“It was not moving and its eyes were barely open,” Newberry said. “One of the eyes had a blood vein that popped so it had blood streaks and the other eye was really dilated and closed.”
Crotty said no one is certain how the owl became injured.
“Maybe it was swooping down to get food and was hit by a car,” Crotty said. “We do know the owl was sprayed by a skunk – we could smell that – and there was some damage to its eyes.
Not enough that it can’t be released which is, of course, the 100 percent reason why they are rehabilitated.”
Crotty said this was a dream rescue for Newberry, whose spirit animal is the owl. Newberry said he even has a large owl tattooed on his back.
“I’ve always loved owls,” Newberry said. “They’re majestic creatures. They fly silently, just beautiful.”
Newberry said this was the first time he’d rescued an owl, although he did rescue a kestrel once.
“In my other job, we render fat and bone from butcher shops,” New berry said. “Somehow it had got in the truck, probably to eat something. I noticed it was in there, so I grabbed a burlap sack and placed it over it…when I got back home, I contacted a wildlife rehabber and they came out and picked it up.”
So they brought out a cage and blankets (“We did not want to hurt the owl and we didn’t want to get bit,” Crotty said) and put the owl in the vehicle and took it to the shelter.

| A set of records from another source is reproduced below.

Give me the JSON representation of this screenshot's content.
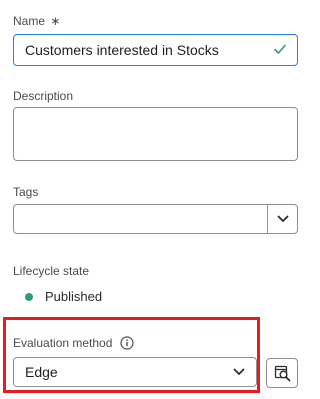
{
  "name": {
    "label": "Name",
    "required_marker": "∗",
    "value": "Customers interested in Stocks",
    "status_icon": "checkmark-icon"
  },
  "description": {
    "label": "Description",
    "value": ""
  },
  "tags": {
    "label": "Tags",
    "value": "",
    "dropdown_icon": "chevron-down-icon"
  },
  "lifecycle": {
    "label": "Lifecycle state",
    "value": "Published",
    "status_color": "#2d9d78"
  },
  "evaluation": {
    "label": "Evaluation method",
    "info_icon": "info-icon",
    "value": "Edge",
    "side_button_icon": "data-preview-icon"
  },
  "colors": {
    "accent_focus": "#2680eb",
    "valid_check": "#2d9d78",
    "highlight": "#e31b23"
  }
}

“Because we don’t rescue owls or wildlife – we’re just not trained for it – we had no idea what to do for the owl or even what happened on it,” Crotty said.